(WORKING DATA begins)
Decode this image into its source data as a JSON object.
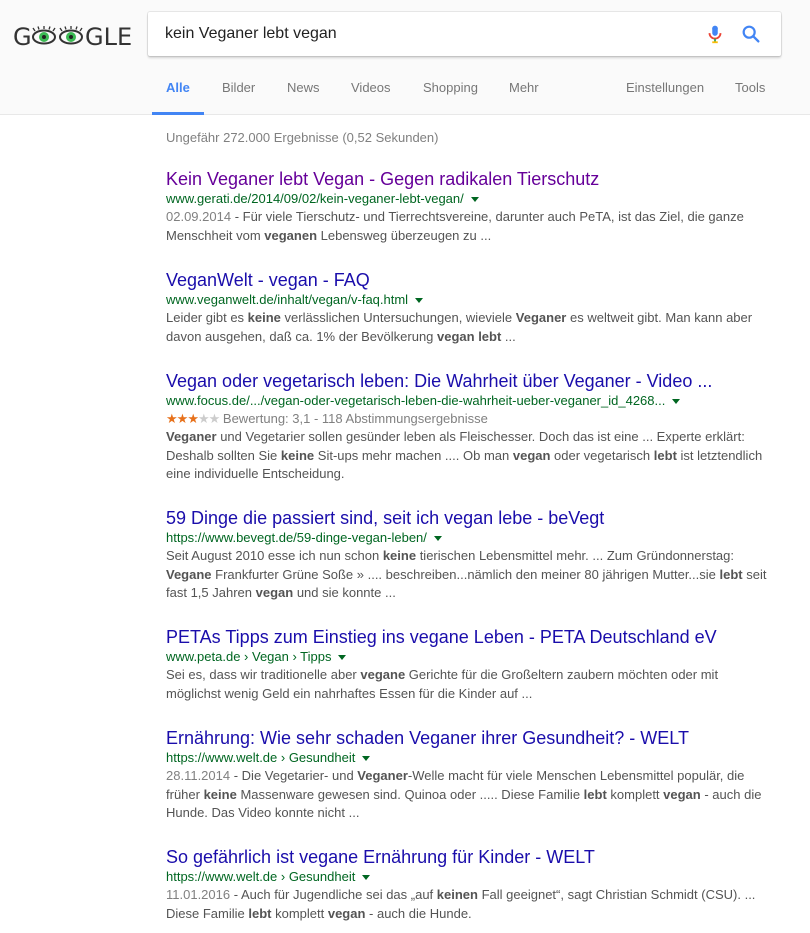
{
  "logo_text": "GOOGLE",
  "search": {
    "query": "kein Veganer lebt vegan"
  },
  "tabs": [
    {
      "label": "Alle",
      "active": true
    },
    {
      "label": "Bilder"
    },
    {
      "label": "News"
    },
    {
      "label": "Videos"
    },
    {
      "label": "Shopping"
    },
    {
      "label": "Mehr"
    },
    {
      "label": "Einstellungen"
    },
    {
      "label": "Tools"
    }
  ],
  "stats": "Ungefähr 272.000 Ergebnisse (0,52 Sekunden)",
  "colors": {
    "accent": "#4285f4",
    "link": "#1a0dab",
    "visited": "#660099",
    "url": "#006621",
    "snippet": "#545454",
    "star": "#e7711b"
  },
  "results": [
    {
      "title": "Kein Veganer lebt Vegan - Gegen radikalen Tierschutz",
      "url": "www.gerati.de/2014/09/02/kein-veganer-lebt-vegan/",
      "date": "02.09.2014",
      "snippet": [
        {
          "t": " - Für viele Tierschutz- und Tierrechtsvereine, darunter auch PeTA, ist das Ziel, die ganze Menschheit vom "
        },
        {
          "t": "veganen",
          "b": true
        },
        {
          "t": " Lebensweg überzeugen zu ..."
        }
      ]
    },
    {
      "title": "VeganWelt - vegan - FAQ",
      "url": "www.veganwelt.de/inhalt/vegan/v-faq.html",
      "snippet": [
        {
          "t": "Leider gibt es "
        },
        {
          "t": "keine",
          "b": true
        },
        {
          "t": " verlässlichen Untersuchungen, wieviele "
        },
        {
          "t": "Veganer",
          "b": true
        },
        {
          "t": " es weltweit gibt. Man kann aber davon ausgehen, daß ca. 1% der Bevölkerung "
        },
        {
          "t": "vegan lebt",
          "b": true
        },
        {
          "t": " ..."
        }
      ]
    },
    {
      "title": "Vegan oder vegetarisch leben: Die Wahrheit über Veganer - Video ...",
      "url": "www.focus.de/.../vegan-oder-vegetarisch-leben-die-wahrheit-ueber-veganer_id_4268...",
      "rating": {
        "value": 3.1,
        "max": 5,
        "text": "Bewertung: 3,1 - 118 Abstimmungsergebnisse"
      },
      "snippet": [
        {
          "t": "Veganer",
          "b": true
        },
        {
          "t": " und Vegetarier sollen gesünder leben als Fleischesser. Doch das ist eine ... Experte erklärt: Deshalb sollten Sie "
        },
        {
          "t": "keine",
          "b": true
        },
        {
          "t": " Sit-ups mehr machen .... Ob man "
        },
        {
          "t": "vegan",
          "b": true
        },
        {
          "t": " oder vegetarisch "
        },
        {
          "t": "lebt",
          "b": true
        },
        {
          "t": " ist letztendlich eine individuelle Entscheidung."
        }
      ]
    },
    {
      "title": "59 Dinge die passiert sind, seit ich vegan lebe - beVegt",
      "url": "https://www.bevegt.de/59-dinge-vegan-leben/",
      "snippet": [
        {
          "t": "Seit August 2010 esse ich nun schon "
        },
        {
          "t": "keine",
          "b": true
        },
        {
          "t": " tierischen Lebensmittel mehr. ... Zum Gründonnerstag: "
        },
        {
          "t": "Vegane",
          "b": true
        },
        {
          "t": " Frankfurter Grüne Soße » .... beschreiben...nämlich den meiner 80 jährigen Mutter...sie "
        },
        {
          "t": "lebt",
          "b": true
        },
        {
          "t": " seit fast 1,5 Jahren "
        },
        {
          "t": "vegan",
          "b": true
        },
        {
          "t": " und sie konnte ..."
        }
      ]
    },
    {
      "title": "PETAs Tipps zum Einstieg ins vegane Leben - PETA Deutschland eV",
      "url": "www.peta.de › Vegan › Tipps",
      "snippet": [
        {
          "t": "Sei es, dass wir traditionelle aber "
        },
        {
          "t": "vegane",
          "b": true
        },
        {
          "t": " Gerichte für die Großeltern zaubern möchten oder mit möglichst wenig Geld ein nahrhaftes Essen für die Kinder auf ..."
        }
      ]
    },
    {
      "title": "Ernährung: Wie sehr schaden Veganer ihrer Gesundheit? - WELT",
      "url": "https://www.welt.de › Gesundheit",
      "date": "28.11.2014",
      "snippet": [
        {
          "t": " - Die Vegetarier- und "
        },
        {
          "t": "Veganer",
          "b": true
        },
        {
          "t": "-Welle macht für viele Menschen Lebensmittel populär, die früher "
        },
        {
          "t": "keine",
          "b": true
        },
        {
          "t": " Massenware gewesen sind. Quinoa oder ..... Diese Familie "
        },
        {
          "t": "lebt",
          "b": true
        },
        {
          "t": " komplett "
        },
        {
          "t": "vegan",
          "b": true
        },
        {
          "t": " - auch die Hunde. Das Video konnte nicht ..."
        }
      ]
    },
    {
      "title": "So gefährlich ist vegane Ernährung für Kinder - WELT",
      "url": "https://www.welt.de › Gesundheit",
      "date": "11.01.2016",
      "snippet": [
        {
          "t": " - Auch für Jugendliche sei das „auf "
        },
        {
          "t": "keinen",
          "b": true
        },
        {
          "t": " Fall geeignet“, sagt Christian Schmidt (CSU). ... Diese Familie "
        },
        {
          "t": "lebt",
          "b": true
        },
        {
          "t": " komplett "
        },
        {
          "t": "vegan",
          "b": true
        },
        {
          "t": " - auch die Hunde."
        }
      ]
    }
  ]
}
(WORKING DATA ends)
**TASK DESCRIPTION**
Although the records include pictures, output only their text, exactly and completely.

**OUTPUT BELOW**
Decode this image into its source data as a JSON object.
{
  "logo_text": "GOOGLE",
  "search": {
    "query": "kein Veganer lebt vegan"
  },
  "tabs": [
    {
      "label": "Alle",
      "active": true
    },
    {
      "label": "Bilder"
    },
    {
      "label": "News"
    },
    {
      "label": "Videos"
    },
    {
      "label": "Shopping"
    },
    {
      "label": "Mehr"
    },
    {
      "label": "Einstellungen"
    },
    {
      "label": "Tools"
    }
  ],
  "stats": "Ungefähr 272.000 Ergebnisse (0,52 Sekunden)",
  "colors": {
    "accent": "#4285f4",
    "link": "#1a0dab",
    "visited": "#660099",
    "url": "#006621",
    "snippet": "#545454",
    "star": "#e7711b"
  },
  "results": [
    {
      "title": "Kein Veganer lebt Vegan - Gegen radikalen Tierschutz",
      "url": "www.gerati.de/2014/09/02/kein-veganer-lebt-vegan/",
      "date": "02.09.2014",
      "snippet": [
        {
          "t": " - Für viele Tierschutz- und Tierrechtsvereine, darunter auch PeTA, ist das Ziel, die ganze Menschheit vom "
        },
        {
          "t": "veganen",
          "b": true
        },
        {
          "t": " Lebensweg überzeugen zu ..."
        }
      ]
    },
    {
      "title": "VeganWelt - vegan - FAQ",
      "url": "www.veganwelt.de/inhalt/vegan/v-faq.html",
      "snippet": [
        {
          "t": "Leider gibt es "
        },
        {
          "t": "keine",
          "b": true
        },
        {
          "t": " verlässlichen Untersuchungen, wieviele "
        },
        {
          "t": "Veganer",
          "b": true
        },
        {
          "t": " es weltweit gibt. Man kann aber davon ausgehen, daß ca. 1% der Bevölkerung "
        },
        {
          "t": "vegan lebt",
          "b": true
        },
        {
          "t": " ..."
        }
      ]
    },
    {
      "title": "Vegan oder vegetarisch leben: Die Wahrheit über Veganer - Video ...",
      "url": "www.focus.de/.../vegan-oder-vegetarisch-leben-die-wahrheit-ueber-veganer_id_4268...",
      "rating": {
        "value": 3.1,
        "max": 5,
        "text": "Bewertung: 3,1 - 118 Abstimmungsergebnisse"
      },
      "snippet": [
        {
          "t": "Veganer",
          "b": true
        },
        {
          "t": " und Vegetarier sollen gesünder leben als Fleischesser. Doch das ist eine ... Experte erklärt: Deshalb sollten Sie "
        },
        {
          "t": "keine",
          "b": true
        },
        {
          "t": " Sit-ups mehr machen .... Ob man "
        },
        {
          "t": "vegan",
          "b": true
        },
        {
          "t": " oder vegetarisch "
        },
        {
          "t": "lebt",
          "b": true
        },
        {
          "t": " ist letztendlich eine individuelle Entscheidung."
        }
      ]
    },
    {
      "title": "59 Dinge die passiert sind, seit ich vegan lebe - beVegt",
      "url": "https://www.bevegt.de/59-dinge-vegan-leben/",
      "snippet": [
        {
          "t": "Seit August 2010 esse ich nun schon "
        },
        {
          "t": "keine",
          "b": true
        },
        {
          "t": " tierischen Lebensmittel mehr. ... Zum Gründonnerstag: "
        },
        {
          "t": "Vegane",
          "b": true
        },
        {
          "t": " Frankfurter Grüne Soße » .... beschreiben...nämlich den meiner 80 jährigen Mutter...sie "
        },
        {
          "t": "lebt",
          "b": true
        },
        {
          "t": " seit fast 1,5 Jahren "
        },
        {
          "t": "vegan",
          "b": true
        },
        {
          "t": " und sie konnte ..."
        }
      ]
    },
    {
      "title": "PETAs Tipps zum Einstieg ins vegane Leben - PETA Deutschland eV",
      "url": "www.peta.de › Vegan › Tipps",
      "snippet": [
        {
          "t": "Sei es, dass wir traditionelle aber "
        },
        {
          "t": "vegane",
          "b": true
        },
        {
          "t": " Gerichte für die Großeltern zaubern möchten oder mit möglichst wenig Geld ein nahrhaftes Essen für die Kinder auf ..."
        }
      ]
    },
    {
      "title": "Ernährung: Wie sehr schaden Veganer ihrer Gesundheit? - WELT",
      "url": "https://www.welt.de › Gesundheit",
      "date": "28.11.2014",
      "snippet": [
        {
          "t": " - Die Vegetarier- und "
        },
        {
          "t": "Veganer",
          "b": true
        },
        {
          "t": "-Welle macht für viele Menschen Lebensmittel populär, die früher "
        },
        {
          "t": "keine",
          "b": true
        },
        {
          "t": " Massenware gewesen sind. Quinoa oder ..... Diese Familie "
        },
        {
          "t": "lebt",
          "b": true
        },
        {
          "t": " komplett "
        },
        {
          "t": "vegan",
          "b": true
        },
        {
          "t": " - auch die Hunde. Das Video konnte nicht ..."
        }
      ]
    },
    {
      "title": "So gefährlich ist vegane Ernährung für Kinder - WELT",
      "url": "https://www.welt.de › Gesundheit",
      "date": "11.01.2016",
      "snippet": [
        {
          "t": " - Auch für Jugendliche sei das „auf "
        },
        {
          "t": "keinen",
          "b": true
        },
        {
          "t": " Fall geeignet“, sagt Christian Schmidt (CSU). ... Diese Familie "
        },
        {
          "t": "lebt",
          "b": true
        },
        {
          "t": " komplett "
        },
        {
          "t": "vegan",
          "b": true
        },
        {
          "t": " - auch die Hunde."
        }
      ]
    }
  ]
}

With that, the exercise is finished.